- WORK TO BE COMPLETED -
From the entries below, say how many lines carry the word "Ponytail", and give nothing but the number.

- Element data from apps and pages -
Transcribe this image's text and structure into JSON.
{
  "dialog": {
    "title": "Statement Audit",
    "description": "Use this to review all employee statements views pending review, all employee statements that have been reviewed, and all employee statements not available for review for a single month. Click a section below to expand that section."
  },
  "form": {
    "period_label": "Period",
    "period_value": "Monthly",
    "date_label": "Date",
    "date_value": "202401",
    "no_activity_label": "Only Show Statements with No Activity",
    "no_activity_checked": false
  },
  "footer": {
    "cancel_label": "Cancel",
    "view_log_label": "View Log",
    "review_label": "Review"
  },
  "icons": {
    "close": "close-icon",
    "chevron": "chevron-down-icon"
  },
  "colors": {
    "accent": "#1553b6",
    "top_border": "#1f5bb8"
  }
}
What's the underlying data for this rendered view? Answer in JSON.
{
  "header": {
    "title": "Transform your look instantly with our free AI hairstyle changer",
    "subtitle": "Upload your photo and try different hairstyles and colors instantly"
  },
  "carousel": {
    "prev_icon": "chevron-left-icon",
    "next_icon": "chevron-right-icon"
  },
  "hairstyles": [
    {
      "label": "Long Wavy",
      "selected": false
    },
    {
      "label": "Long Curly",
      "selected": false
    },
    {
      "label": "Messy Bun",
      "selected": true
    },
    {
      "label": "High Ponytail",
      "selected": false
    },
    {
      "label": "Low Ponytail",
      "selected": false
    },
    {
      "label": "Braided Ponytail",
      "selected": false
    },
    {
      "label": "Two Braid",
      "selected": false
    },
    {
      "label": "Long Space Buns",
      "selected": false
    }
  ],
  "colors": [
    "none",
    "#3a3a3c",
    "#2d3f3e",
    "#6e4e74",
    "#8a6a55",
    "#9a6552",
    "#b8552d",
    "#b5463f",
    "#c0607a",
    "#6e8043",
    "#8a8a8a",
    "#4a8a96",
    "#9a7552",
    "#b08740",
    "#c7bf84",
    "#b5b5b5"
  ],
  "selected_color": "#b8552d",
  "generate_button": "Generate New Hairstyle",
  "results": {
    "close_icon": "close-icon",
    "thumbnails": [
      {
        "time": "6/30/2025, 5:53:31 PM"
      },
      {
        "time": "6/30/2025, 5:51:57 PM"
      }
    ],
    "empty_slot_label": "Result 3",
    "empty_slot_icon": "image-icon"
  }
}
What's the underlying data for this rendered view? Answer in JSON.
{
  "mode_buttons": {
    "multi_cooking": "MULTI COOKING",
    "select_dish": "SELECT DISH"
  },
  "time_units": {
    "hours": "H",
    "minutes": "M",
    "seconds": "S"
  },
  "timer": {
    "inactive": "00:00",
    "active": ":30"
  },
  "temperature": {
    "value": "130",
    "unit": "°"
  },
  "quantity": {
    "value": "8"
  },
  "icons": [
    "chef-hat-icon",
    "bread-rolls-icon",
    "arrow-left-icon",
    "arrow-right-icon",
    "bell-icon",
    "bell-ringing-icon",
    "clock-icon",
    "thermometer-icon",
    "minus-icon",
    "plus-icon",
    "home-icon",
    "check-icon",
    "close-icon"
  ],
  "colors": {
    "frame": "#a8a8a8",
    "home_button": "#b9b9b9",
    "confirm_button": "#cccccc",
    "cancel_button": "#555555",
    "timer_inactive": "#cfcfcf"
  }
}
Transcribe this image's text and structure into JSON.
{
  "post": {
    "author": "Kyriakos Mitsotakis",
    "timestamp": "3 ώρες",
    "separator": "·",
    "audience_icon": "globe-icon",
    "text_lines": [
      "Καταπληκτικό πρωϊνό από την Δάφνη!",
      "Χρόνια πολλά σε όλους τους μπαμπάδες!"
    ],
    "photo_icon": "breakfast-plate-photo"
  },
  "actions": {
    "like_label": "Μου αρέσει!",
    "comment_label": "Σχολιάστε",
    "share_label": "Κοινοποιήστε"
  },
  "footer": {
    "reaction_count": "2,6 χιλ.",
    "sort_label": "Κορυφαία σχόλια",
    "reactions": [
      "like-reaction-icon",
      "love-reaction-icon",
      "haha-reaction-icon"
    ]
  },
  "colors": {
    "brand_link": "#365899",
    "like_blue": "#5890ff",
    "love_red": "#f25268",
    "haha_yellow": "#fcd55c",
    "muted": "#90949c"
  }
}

- WRITTEN ANSWER -
3